I was so fortunate last week to get to attend the Professional
Business Women of California's conference in San Francisco. This was my
first time attending the event, and I was overwhelmed with everything
that went on. Every speaker was top notch, even at the sessions, and
the booths in the expo were filled with many interesting things - some
career oriented, others more personal - like jewelry or health care.
My only complaint is that with 6000 women in the Moscone Center, the 30
minute breaks were not really long enough.
The opening keynote from Martha Beck was surprisingly inspirational, as I don't normally find myself going for "feel good mumbo jumbo" - but I guess that's why her talk worked for me, she had substance behind her stories. Dr. Beck was talking about her own life and how she learned to "follow her joy" to find a career that both inspired her and that she was successful in. She noted that many people come to her, in her role as a life coach, and tell her they just don't know what to do with themselves. She found that they actually do know, but either think they can't do what they love or don't know how to get started. This gave me a moment to reflect in the joy I find in the work I do. True, there are days that aren't so "joyful", but having a rewarding job that I generally enjoy makes me a very lucky person, I think!
David Garibaldi, "Rhythm & Hue", was an amazing performance artist who made 6 foot portraits of both Congresswoman Jackie Speier and Madeleine Albright live, to perfect rhythm of the music, right before our eyes. It was very impressive!

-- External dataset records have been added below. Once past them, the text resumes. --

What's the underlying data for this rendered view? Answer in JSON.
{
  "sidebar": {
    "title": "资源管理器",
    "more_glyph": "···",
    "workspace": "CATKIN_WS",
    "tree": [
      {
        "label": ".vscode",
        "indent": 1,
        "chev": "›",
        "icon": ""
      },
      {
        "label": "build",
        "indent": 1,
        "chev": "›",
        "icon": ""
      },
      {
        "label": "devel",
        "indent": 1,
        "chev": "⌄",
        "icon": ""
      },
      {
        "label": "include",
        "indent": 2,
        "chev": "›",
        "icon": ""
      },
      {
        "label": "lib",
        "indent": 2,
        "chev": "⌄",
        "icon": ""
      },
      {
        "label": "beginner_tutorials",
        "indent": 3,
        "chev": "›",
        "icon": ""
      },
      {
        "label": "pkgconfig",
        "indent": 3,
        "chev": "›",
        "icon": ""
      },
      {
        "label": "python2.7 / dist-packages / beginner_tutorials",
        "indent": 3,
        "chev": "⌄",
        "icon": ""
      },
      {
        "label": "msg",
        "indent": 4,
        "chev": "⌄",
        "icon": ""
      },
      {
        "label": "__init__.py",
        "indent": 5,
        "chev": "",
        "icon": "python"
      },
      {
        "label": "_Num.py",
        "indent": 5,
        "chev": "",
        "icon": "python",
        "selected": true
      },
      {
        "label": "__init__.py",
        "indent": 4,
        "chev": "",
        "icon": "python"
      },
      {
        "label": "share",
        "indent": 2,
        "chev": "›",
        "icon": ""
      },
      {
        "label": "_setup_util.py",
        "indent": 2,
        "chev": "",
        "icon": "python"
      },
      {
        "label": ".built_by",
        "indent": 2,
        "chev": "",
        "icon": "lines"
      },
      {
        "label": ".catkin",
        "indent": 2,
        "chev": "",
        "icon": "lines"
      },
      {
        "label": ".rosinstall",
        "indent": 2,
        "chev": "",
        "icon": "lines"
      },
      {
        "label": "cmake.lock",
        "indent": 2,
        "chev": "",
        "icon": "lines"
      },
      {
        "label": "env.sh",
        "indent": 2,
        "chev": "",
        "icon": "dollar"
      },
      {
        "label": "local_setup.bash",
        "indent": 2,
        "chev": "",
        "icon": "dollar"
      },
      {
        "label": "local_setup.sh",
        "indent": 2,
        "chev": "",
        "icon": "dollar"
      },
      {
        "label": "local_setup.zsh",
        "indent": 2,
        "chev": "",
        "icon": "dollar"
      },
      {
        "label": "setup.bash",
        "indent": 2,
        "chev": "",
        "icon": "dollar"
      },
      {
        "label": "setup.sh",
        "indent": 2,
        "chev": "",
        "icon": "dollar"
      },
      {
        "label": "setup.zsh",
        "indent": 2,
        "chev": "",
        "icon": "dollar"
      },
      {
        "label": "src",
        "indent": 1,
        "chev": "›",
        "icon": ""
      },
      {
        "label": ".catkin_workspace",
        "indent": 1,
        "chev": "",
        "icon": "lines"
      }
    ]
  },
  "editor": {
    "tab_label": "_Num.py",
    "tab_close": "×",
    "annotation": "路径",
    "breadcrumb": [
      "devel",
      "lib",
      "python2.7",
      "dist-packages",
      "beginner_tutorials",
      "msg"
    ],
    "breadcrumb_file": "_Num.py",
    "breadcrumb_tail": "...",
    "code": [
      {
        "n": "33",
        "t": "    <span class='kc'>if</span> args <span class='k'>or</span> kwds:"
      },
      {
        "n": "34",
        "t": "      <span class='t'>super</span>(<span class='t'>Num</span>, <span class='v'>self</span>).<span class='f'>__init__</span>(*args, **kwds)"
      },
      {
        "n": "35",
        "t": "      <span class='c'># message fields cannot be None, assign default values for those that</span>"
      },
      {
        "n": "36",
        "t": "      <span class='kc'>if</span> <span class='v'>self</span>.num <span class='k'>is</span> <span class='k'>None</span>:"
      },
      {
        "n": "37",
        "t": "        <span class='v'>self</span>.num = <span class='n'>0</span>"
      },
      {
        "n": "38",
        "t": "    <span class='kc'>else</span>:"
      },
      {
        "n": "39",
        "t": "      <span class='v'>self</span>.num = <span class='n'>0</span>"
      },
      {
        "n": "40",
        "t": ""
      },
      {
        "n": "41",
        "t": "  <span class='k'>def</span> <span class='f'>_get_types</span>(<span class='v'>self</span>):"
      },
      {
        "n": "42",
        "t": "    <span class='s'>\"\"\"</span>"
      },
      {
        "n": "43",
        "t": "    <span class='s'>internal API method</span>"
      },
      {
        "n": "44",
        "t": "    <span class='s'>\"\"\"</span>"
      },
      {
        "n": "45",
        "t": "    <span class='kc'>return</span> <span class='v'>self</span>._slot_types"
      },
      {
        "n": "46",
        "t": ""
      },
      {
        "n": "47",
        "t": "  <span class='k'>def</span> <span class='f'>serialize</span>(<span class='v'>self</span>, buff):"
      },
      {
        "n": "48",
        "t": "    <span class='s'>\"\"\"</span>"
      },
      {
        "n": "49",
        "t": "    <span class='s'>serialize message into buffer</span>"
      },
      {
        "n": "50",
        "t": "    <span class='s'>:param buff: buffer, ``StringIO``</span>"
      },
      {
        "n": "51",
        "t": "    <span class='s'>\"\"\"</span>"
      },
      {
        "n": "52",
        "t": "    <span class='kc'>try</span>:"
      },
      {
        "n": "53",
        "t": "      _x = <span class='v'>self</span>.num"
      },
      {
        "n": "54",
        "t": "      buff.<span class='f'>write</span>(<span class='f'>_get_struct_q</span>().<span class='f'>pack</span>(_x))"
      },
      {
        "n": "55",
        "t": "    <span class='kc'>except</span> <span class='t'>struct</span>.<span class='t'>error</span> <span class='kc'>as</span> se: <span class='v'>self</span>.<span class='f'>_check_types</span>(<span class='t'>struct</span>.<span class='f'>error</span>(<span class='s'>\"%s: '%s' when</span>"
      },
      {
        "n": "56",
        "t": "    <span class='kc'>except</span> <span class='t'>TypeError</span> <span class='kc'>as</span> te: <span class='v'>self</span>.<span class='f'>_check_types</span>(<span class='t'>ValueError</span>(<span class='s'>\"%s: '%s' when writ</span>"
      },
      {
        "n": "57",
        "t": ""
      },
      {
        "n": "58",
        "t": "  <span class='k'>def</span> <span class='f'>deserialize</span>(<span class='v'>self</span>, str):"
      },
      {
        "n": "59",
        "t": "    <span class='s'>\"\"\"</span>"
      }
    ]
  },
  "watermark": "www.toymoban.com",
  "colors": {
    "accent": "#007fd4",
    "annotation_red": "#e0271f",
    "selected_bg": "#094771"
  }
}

I spent my morning in "Going Green: How Women's Economic Power and Counterintuitive Business Practices Can Make a Difference" where Diane Maceachern, Big Green Purse LLC, and Gary Hirshberg, Stonyfield Farm, spoke about green practices in our every day lives and in businesses and how they can actually save money in the bottom line. Diane, who also authored Big Green Purse, noted that women are responsible for spending of 85 cents of every consumer dollar spent - making an excellent point that if we all make wise consumer choices, we can shift the market. As an example, she noted that in 1999 there were no hybrid cars being sold commercially. Suddenly in 2004, there were 88,000. Car makers took note. In 2004 there were not enough hybrids to meet demand and by 2007 more than 315,000 hybrids were sold. Automakers went from pushing back on legislators demanding more fuel efficiency, saying there was no demand, to coming up with more options on their own. A perfect example of how consumer demand can shift the marketplace faster than legislation.
She strongly recommends everyone to install water filters in their own house and use refillable bottles for water on the go - it's cheaper, and much more environmentally friendly.
Gary Hirshberg was also very interesting, talking about how sometimes searching for a more environmentally procedure for your business, you will find something that is also cheaper. As an example, he noted how UPS had changed many of its routes to eliminate left hand in town turns - saving millions of dollars of fuel costs/year.
My highlight came at lunch time when I got to hear a very fascinating Cokie Roberts talk about the founding mothers of our country and all of the work they contributed to the US in our early years, and Madelein Albright talk about women's issues in general.
Albright spoke so eloquently, really giving me pause to think about everything that is going on in the world. She noted that it is impossible to have a true democracy in a society where women are treated as second class citizens, and that anyone who abuses the dignity of one group, whether it be women or a specific race or class, is a security threat to us all. In that vein, she urged all women to be willing to help each other, stand up for each other, and fight for education of women around the world. When the issue of the Queen Bee Syndrome was brought up, Albright noted that it is indeed an actual problem, but she felt "There's a special place in hell for women who don't help each other."
The day wound up with an energizing talk from Meagen Johnson on the four different generations in the workplace right now, Traditional, Baby Boomers, Gen X, and Millenials. She talked extensively about how baby boomers are really team oriented, whereas Gen X folks are more self motivated and generally prefer working independently. A neat technology point she made is that most boomers did not work with a computer until they had a full time job after graduating college. Folks from the Gen X generation on the other hand grew up with computers in the schools (I still remember my schools Apple IIe and playing Oregon Trail!). Millenials, though, grew up with a computer always around. It was a fun talk that made light of many multi-generational issues, yet at the same time got me to thinking.
Overall, the conference was amazing and I could not recommend it enough!